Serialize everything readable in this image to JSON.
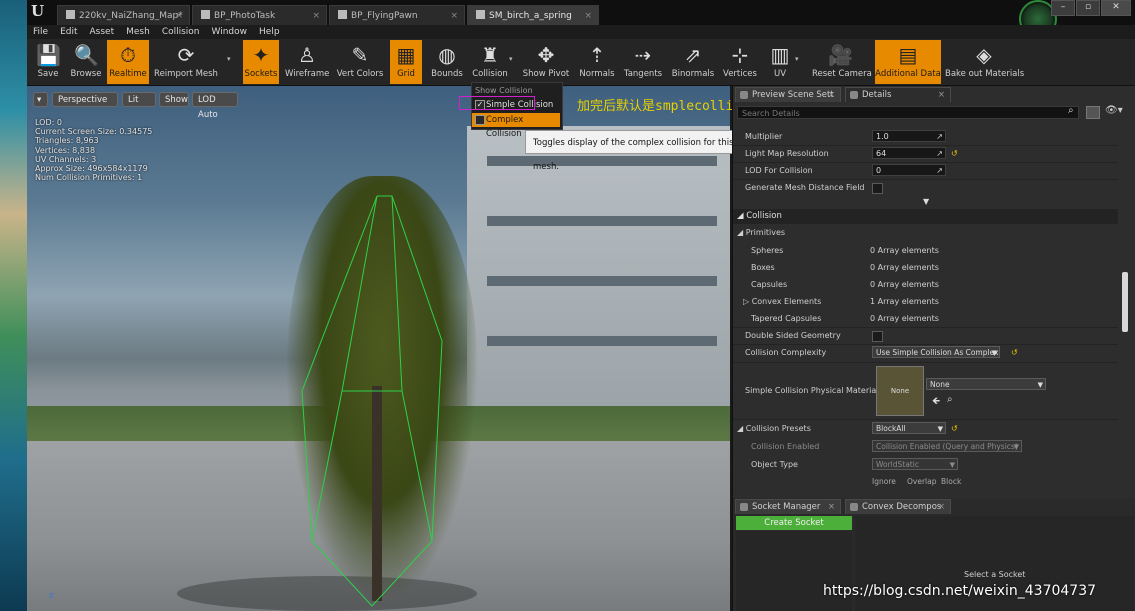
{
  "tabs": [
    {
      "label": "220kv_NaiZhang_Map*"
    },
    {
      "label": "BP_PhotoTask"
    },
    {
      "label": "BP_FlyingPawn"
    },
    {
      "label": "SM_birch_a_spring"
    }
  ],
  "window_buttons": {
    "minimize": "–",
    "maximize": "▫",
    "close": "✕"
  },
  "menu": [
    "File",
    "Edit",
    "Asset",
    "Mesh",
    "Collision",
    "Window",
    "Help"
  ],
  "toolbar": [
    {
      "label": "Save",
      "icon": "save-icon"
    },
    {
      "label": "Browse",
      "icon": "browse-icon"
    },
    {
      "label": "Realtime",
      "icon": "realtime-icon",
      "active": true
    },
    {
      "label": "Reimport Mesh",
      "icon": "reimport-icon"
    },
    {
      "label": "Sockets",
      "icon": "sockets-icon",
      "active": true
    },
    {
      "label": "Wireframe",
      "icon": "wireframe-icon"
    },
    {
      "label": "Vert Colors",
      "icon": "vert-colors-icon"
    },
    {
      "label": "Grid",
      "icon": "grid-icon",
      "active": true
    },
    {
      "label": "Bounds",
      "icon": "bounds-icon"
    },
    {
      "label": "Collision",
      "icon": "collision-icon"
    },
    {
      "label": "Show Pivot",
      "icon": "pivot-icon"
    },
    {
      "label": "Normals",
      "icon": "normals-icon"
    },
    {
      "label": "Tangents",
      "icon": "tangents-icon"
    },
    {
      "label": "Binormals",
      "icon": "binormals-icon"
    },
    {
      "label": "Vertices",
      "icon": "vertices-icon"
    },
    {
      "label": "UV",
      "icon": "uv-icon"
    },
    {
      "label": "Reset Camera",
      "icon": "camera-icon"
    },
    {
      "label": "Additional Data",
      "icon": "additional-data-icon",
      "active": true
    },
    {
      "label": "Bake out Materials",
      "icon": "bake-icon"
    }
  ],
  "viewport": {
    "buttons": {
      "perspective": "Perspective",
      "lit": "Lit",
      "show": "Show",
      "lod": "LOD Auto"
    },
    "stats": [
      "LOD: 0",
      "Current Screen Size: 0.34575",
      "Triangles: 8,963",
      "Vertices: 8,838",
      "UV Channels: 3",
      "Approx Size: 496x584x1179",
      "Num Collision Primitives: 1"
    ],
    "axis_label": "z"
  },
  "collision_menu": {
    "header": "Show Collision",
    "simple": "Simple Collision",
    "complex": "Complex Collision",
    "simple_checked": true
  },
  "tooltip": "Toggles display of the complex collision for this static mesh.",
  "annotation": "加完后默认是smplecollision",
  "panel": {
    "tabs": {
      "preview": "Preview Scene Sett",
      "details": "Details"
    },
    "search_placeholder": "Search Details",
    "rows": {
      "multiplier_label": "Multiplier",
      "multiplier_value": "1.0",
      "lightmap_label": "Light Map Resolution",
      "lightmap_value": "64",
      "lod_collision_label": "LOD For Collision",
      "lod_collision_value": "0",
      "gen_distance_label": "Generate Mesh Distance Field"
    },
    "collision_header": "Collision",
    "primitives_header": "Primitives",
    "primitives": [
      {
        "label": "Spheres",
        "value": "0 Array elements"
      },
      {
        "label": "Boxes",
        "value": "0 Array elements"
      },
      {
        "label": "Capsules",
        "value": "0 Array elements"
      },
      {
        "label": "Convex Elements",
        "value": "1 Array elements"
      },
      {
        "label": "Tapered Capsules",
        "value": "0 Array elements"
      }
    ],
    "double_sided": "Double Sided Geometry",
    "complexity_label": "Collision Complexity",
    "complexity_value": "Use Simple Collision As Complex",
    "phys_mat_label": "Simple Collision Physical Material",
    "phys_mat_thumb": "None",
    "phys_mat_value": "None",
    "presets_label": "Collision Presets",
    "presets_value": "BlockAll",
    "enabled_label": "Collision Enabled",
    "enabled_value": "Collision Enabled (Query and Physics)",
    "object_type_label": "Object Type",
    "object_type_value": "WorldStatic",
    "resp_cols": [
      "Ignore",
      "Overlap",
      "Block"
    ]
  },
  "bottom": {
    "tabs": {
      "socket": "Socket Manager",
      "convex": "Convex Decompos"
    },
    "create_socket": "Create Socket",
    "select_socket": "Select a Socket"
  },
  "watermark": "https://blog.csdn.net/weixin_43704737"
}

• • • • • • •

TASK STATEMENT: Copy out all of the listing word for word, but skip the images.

ANSWER TO THE PROBLEM:
Serialize everything readable in this image to JSON.
{
  "tabs": [
    {
      "label": "220kv_NaiZhang_Map*"
    },
    {
      "label": "BP_PhotoTask"
    },
    {
      "label": "BP_FlyingPawn"
    },
    {
      "label": "SM_birch_a_spring"
    }
  ],
  "window_buttons": {
    "minimize": "–",
    "maximize": "▫",
    "close": "✕"
  },
  "menu": [
    "File",
    "Edit",
    "Asset",
    "Mesh",
    "Collision",
    "Window",
    "Help"
  ],
  "toolbar": [
    {
      "label": "Save",
      "icon": "save-icon"
    },
    {
      "label": "Browse",
      "icon": "browse-icon"
    },
    {
      "label": "Realtime",
      "icon": "realtime-icon",
      "active": true
    },
    {
      "label": "Reimport Mesh",
      "icon": "reimport-icon"
    },
    {
      "label": "Sockets",
      "icon": "sockets-icon",
      "active": true
    },
    {
      "label": "Wireframe",
      "icon": "wireframe-icon"
    },
    {
      "label": "Vert Colors",
      "icon": "vert-colors-icon"
    },
    {
      "label": "Grid",
      "icon": "grid-icon",
      "active": true
    },
    {
      "label": "Bounds",
      "icon": "bounds-icon"
    },
    {
      "label": "Collision",
      "icon": "collision-icon"
    },
    {
      "label": "Show Pivot",
      "icon": "pivot-icon"
    },
    {
      "label": "Normals",
      "icon": "normals-icon"
    },
    {
      "label": "Tangents",
      "icon": "tangents-icon"
    },
    {
      "label": "Binormals",
      "icon": "binormals-icon"
    },
    {
      "label": "Vertices",
      "icon": "vertices-icon"
    },
    {
      "label": "UV",
      "icon": "uv-icon"
    },
    {
      "label": "Reset Camera",
      "icon": "camera-icon"
    },
    {
      "label": "Additional Data",
      "icon": "additional-data-icon",
      "active": true
    },
    {
      "label": "Bake out Materials",
      "icon": "bake-icon"
    }
  ],
  "viewport": {
    "buttons": {
      "perspective": "Perspective",
      "lit": "Lit",
      "show": "Show",
      "lod": "LOD Auto"
    },
    "stats": [
      "LOD: 0",
      "Current Screen Size: 0.34575",
      "Triangles: 8,963",
      "Vertices: 8,838",
      "UV Channels: 3",
      "Approx Size: 496x584x1179",
      "Num Collision Primitives: 1"
    ],
    "axis_label": "z"
  },
  "collision_menu": {
    "header": "Show Collision",
    "simple": "Simple Collision",
    "complex": "Complex Collision",
    "simple_checked": true
  },
  "tooltip": "Toggles display of the complex collision for this static mesh.",
  "annotation": "加完后默认是smplecollision",
  "panel": {
    "tabs": {
      "preview": "Preview Scene Sett",
      "details": "Details"
    },
    "search_placeholder": "Search Details",
    "rows": {
      "multiplier_label": "Multiplier",
      "multiplier_value": "1.0",
      "lightmap_label": "Light Map Resolution",
      "lightmap_value": "64",
      "lod_collision_label": "LOD For Collision",
      "lod_collision_value": "0",
      "gen_distance_label": "Generate Mesh Distance Field"
    },
    "collision_header": "Collision",
    "primitives_header": "Primitives",
    "primitives": [
      {
        "label": "Spheres",
        "value": "0 Array elements"
      },
      {
        "label": "Boxes",
        "value": "0 Array elements"
      },
      {
        "label": "Capsules",
        "value": "0 Array elements"
      },
      {
        "label": "Convex Elements",
        "value": "1 Array elements"
      },
      {
        "label": "Tapered Capsules",
        "value": "0 Array elements"
      }
    ],
    "double_sided": "Double Sided Geometry",
    "complexity_label": "Collision Complexity",
    "complexity_value": "Use Simple Collision As Complex",
    "phys_mat_label": "Simple Collision Physical Material",
    "phys_mat_thumb": "None",
    "phys_mat_value": "None",
    "presets_label": "Collision Presets",
    "presets_value": "BlockAll",
    "enabled_label": "Collision Enabled",
    "enabled_value": "Collision Enabled (Query and Physics)",
    "object_type_label": "Object Type",
    "object_type_value": "WorldStatic",
    "resp_cols": [
      "Ignore",
      "Overlap",
      "Block"
    ]
  },
  "bottom": {
    "tabs": {
      "socket": "Socket Manager",
      "convex": "Convex Decompos"
    },
    "create_socket": "Create Socket",
    "select_socket": "Select a Socket"
  },
  "watermark": "https://blog.csdn.net/weixin_43704737"
}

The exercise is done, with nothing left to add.